The aging of Japan’s population and its shrinking workforce bring challenges. The Japanese population is also aging fast—over the next four decades the share of the population aged 65 years and older will rise from its current three-in-ten persons to almost four-in-ten persons. This will depress growth and productivity due to a shrinking and aging labor force and a shift toward consumption, while fiscal challenges will magnify with rising age-related government spending and a shrinking tax base.

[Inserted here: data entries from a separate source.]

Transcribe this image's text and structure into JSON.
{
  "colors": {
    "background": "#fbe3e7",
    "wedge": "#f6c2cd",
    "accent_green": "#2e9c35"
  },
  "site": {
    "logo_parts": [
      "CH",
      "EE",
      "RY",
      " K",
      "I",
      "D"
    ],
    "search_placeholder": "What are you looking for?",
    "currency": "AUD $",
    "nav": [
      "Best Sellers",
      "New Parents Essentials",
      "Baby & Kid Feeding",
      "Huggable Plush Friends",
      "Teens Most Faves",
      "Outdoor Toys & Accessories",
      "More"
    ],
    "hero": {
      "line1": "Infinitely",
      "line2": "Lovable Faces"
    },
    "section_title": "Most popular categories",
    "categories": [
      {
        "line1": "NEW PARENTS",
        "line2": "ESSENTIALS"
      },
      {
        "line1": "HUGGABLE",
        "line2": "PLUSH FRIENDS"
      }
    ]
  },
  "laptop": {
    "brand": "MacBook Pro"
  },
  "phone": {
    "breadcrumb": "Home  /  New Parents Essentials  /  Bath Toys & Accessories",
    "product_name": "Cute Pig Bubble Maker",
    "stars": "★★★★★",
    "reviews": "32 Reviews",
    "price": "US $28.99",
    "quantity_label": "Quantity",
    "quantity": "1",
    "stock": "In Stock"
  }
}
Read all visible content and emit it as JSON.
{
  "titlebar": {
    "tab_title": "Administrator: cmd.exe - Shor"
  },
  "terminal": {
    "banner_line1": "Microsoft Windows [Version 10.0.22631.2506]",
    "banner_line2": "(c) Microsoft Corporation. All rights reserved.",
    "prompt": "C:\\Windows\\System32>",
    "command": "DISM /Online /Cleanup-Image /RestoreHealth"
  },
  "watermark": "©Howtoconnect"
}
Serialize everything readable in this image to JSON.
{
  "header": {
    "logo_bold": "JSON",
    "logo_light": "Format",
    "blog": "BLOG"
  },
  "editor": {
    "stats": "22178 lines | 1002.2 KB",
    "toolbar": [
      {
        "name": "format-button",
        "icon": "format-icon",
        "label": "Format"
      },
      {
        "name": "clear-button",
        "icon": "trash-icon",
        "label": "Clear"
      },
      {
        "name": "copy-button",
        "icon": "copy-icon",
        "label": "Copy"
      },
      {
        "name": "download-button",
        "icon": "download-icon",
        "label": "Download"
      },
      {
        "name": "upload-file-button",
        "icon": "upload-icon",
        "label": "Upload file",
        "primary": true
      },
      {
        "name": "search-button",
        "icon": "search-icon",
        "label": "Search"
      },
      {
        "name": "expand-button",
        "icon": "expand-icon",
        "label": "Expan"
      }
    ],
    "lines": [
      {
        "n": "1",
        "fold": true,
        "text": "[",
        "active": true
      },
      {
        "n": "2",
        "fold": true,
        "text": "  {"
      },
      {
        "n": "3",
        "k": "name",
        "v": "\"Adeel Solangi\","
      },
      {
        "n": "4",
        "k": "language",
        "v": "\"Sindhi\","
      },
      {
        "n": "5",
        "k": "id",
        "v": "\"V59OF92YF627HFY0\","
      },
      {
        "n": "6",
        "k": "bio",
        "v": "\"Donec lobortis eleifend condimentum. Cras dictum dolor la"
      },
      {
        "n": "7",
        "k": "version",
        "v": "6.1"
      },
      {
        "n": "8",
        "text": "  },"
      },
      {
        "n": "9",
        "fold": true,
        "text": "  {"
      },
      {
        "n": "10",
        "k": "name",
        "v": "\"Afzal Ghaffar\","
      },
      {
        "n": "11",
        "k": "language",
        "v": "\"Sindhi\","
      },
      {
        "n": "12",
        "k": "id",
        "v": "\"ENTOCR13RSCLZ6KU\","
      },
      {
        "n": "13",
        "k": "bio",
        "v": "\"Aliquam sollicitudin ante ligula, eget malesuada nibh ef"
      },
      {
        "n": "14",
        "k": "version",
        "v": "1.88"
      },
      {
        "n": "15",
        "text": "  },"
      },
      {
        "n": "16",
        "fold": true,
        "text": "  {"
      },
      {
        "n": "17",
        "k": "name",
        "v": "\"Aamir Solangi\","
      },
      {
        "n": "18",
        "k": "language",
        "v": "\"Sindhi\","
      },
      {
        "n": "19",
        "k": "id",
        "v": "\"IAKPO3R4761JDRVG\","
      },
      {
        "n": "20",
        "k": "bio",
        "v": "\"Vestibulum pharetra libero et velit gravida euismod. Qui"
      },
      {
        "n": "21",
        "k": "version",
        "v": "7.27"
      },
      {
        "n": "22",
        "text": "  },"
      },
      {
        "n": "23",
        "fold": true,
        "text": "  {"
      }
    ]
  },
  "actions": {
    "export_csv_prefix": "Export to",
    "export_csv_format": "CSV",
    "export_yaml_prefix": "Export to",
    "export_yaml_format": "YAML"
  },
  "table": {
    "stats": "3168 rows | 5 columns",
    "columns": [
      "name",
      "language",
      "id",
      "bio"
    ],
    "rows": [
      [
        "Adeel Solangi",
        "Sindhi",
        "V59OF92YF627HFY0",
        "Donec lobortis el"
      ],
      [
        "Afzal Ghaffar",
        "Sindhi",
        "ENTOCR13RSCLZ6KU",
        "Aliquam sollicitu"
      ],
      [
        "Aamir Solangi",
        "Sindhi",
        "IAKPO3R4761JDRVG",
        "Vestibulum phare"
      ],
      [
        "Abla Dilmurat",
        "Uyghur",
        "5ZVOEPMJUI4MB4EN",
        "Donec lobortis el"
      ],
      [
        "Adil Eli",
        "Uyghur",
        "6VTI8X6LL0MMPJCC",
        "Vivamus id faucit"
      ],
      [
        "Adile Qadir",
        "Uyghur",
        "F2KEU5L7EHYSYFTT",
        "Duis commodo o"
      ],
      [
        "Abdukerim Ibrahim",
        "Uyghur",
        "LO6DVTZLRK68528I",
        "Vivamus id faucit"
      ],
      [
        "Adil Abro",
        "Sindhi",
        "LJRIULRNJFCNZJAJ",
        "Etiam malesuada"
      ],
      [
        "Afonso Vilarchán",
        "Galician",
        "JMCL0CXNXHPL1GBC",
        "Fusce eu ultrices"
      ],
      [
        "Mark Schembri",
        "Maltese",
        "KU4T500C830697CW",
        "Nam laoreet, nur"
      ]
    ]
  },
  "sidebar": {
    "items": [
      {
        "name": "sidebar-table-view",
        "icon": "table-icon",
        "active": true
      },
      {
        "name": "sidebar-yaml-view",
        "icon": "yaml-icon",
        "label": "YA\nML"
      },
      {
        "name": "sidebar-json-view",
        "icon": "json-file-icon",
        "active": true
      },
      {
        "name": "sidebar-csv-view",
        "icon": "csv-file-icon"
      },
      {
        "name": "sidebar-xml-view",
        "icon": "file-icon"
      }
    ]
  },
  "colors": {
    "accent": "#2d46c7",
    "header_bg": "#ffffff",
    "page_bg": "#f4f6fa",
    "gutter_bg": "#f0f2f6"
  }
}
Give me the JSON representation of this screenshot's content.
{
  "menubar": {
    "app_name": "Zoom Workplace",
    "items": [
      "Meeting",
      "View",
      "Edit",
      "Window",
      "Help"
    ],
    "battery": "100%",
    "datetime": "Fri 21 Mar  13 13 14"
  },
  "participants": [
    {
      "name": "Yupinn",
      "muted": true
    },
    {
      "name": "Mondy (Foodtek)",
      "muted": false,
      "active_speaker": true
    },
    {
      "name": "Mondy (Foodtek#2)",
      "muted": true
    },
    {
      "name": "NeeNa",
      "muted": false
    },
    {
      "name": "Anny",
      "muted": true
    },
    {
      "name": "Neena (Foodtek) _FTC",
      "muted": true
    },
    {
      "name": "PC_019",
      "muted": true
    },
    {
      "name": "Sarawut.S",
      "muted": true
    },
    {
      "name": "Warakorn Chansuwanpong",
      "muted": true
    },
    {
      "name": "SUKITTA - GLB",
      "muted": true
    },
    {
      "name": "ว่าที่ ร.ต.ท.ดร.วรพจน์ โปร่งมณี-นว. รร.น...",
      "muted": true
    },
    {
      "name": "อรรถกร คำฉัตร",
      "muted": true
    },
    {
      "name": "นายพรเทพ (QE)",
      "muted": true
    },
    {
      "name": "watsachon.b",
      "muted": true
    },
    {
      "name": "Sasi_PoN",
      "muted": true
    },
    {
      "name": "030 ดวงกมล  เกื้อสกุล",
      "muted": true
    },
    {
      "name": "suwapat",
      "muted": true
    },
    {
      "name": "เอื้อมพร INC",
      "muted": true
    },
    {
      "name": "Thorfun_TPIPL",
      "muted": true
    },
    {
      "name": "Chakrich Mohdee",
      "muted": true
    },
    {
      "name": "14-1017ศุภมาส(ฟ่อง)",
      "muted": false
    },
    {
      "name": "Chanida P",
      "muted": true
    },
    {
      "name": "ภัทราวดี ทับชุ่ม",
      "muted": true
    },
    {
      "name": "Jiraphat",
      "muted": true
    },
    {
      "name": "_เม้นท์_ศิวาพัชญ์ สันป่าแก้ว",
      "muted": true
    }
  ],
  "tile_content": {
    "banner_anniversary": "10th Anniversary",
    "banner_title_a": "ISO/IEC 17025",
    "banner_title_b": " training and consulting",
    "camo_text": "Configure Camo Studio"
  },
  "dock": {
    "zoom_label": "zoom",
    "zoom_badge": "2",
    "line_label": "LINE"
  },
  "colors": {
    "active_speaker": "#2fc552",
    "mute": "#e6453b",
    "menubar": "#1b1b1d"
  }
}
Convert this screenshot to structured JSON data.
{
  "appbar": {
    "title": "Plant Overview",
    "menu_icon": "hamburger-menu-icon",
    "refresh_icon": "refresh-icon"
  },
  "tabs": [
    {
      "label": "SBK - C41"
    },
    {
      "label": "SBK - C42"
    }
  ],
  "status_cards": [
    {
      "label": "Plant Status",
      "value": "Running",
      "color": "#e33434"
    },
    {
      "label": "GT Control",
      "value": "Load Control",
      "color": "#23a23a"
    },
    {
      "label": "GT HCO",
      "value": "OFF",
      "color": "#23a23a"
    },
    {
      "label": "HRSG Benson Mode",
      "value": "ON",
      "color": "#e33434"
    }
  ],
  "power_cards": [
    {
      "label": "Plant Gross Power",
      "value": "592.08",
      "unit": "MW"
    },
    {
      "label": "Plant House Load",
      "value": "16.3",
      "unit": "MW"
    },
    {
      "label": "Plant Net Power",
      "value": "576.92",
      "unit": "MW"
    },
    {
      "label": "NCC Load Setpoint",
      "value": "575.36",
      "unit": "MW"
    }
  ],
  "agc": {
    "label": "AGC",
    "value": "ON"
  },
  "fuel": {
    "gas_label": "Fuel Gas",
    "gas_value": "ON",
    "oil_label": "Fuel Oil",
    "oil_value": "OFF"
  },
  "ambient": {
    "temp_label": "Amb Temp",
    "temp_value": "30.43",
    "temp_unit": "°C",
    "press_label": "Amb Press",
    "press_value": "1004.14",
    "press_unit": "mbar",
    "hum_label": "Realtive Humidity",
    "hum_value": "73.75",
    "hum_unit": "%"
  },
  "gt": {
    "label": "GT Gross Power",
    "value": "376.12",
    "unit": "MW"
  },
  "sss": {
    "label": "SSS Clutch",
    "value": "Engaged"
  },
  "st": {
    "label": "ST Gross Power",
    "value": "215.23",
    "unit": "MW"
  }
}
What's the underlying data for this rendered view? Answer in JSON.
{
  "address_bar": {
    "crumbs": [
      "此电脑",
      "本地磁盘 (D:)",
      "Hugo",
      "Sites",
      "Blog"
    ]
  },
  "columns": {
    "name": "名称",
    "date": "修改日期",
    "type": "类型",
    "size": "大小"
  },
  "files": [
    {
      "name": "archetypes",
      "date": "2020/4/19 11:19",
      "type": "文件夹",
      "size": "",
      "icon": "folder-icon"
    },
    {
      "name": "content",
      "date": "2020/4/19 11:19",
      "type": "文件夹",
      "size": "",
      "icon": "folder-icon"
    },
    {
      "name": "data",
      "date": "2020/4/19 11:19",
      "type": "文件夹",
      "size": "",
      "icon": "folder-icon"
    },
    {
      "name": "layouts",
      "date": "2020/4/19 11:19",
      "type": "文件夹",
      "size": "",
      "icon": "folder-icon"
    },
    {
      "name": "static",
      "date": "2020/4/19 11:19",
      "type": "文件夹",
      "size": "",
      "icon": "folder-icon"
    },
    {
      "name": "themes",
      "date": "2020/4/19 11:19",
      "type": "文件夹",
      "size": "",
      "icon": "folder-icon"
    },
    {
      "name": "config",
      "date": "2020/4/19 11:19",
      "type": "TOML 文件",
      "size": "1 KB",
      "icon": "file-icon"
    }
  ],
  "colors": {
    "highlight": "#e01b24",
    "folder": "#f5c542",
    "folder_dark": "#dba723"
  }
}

A solid plan for fiscal consolidation over the medium and long term is needed to address Japan’s demographic challenges and lessen debt sustainability risks. The planned increase in the consumption tax rate in 2019 will bring much-needed revenue. However, a concrete strategy is needed to stabilize and reduce the large public debt, over the medium and long-term—particularly given an aging population, labor force decline, and rising expenditures for healthcare and other social security programs.